→ Work order: Check each line of the entries below for the string "this"; copy every line where it appears.

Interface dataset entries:
---

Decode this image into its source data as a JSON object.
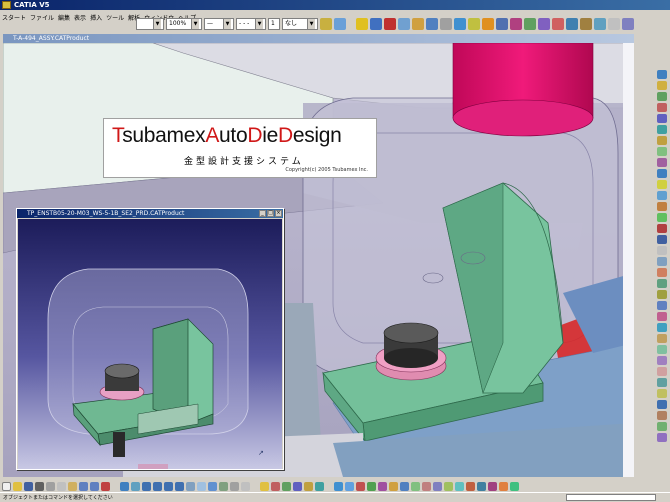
{
  "app": {
    "title": "CATIA V5"
  },
  "menu": {
    "items": [
      "スタート",
      "ファイル",
      "編集",
      "表示",
      "挿入",
      "ツール",
      "解析",
      "ウィンドウ",
      "ヘルプ"
    ]
  },
  "toolbar": {
    "zoom_combo": "100%",
    "line_combo": "",
    "layer_combo": "なし"
  },
  "main_window": {
    "title": "T-A-494_ASSY.CATProduct"
  },
  "logo": {
    "part1": "Tsubamex",
    "part2": "AutoDieDesign",
    "letters": [
      "T",
      "subamex",
      "A",
      "uto",
      "D",
      "ie",
      "D",
      "esign"
    ],
    "subtitle": "金型設計支援システム",
    "copyright": "Copyright(c) 2005 Tsubamex Inc."
  },
  "sub_window": {
    "title": "TP_ENSTB05-20-M03_WS-5-1B_SE2_PRD.CATProduct"
  },
  "status": {
    "text": "オブジェクトまたはコマンドを選択してください"
  },
  "colors": {
    "accent": "#0a246a",
    "logo_red": "#d01818",
    "part_green": "#6fb892",
    "highlight_magenta": "#e0106a"
  }
}
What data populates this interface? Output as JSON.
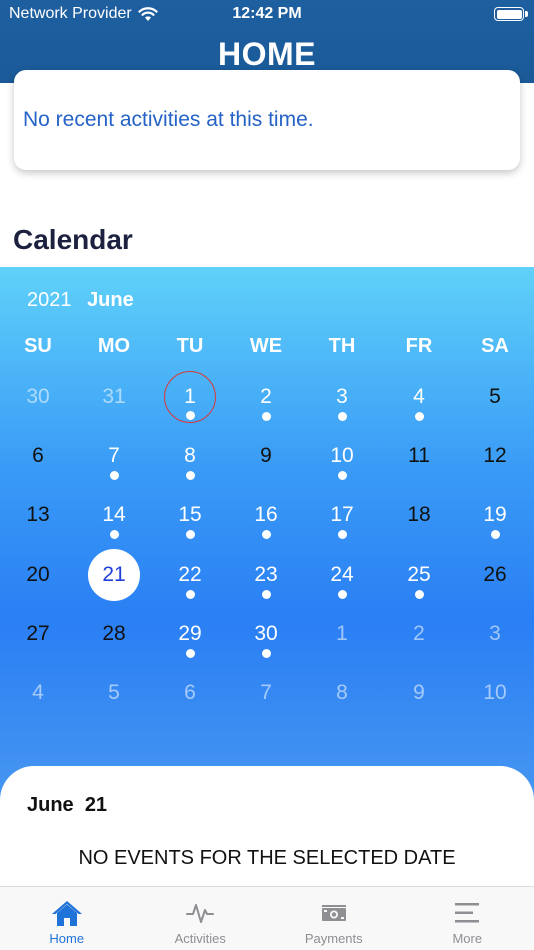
{
  "status_bar": {
    "carrier": "Network Provider",
    "time": "12:42 PM"
  },
  "header": {
    "title": "HOME"
  },
  "activities": {
    "empty_message": "No recent activities at this time."
  },
  "calendar_section": {
    "title": "Calendar"
  },
  "calendar": {
    "year": "2021",
    "month": "June",
    "weekdays": [
      "SU",
      "MO",
      "TU",
      "WE",
      "TH",
      "FR",
      "SA"
    ],
    "weeks": [
      [
        {
          "d": "30",
          "m": "other"
        },
        {
          "d": "31",
          "m": "other"
        },
        {
          "d": "1",
          "m": "cur",
          "ev": true,
          "today": true
        },
        {
          "d": "2",
          "m": "cur",
          "ev": true
        },
        {
          "d": "3",
          "m": "cur",
          "ev": true
        },
        {
          "d": "4",
          "m": "cur",
          "ev": true
        },
        {
          "d": "5",
          "m": "cur",
          "dark": true
        }
      ],
      [
        {
          "d": "6",
          "m": "cur",
          "dark": true
        },
        {
          "d": "7",
          "m": "cur",
          "ev": true
        },
        {
          "d": "8",
          "m": "cur",
          "ev": true
        },
        {
          "d": "9",
          "m": "cur",
          "dark": true
        },
        {
          "d": "10",
          "m": "cur",
          "ev": true
        },
        {
          "d": "11",
          "m": "cur",
          "dark": true
        },
        {
          "d": "12",
          "m": "cur",
          "dark": true
        }
      ],
      [
        {
          "d": "13",
          "m": "cur",
          "dark": true
        },
        {
          "d": "14",
          "m": "cur",
          "ev": true
        },
        {
          "d": "15",
          "m": "cur",
          "ev": true
        },
        {
          "d": "16",
          "m": "cur",
          "ev": true
        },
        {
          "d": "17",
          "m": "cur",
          "ev": true
        },
        {
          "d": "18",
          "m": "cur",
          "dark": true
        },
        {
          "d": "19",
          "m": "cur",
          "ev": true
        }
      ],
      [
        {
          "d": "20",
          "m": "cur",
          "dark": true
        },
        {
          "d": "21",
          "m": "cur",
          "selected": true
        },
        {
          "d": "22",
          "m": "cur",
          "ev": true
        },
        {
          "d": "23",
          "m": "cur",
          "ev": true
        },
        {
          "d": "24",
          "m": "cur",
          "ev": true
        },
        {
          "d": "25",
          "m": "cur",
          "ev": true
        },
        {
          "d": "26",
          "m": "cur",
          "dark": true
        }
      ],
      [
        {
          "d": "27",
          "m": "cur",
          "dark": true
        },
        {
          "d": "28",
          "m": "cur",
          "dark": true
        },
        {
          "d": "29",
          "m": "cur",
          "ev": true
        },
        {
          "d": "30",
          "m": "cur",
          "ev": true
        },
        {
          "d": "1",
          "m": "other"
        },
        {
          "d": "2",
          "m": "other"
        },
        {
          "d": "3",
          "m": "other"
        }
      ],
      [
        {
          "d": "4",
          "m": "other"
        },
        {
          "d": "5",
          "m": "other"
        },
        {
          "d": "6",
          "m": "other"
        },
        {
          "d": "7",
          "m": "other"
        },
        {
          "d": "8",
          "m": "other"
        },
        {
          "d": "9",
          "m": "other"
        },
        {
          "d": "10",
          "m": "other"
        }
      ]
    ]
  },
  "selected_date": {
    "month": "June",
    "day": "21",
    "empty_message": "NO EVENTS FOR THE SELECTED DATE"
  },
  "tabbar": {
    "tabs": [
      {
        "label": "Home",
        "icon": "home-icon",
        "active": true
      },
      {
        "label": "Activities",
        "icon": "pulse-icon",
        "active": false
      },
      {
        "label": "Payments",
        "icon": "cash-icon",
        "active": false
      },
      {
        "label": "More",
        "icon": "menu-icon",
        "active": false
      }
    ]
  },
  "colors": {
    "header": "#1e5fa0",
    "accent": "#1f73d8",
    "link": "#2563c6",
    "today_ring": "#d9383a"
  }
}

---

→ Exercise solution:
Decode this image into its source data as a JSON object.
What data populates this interface? Output as JSON.
    "empty_message": "No recent activities at this time."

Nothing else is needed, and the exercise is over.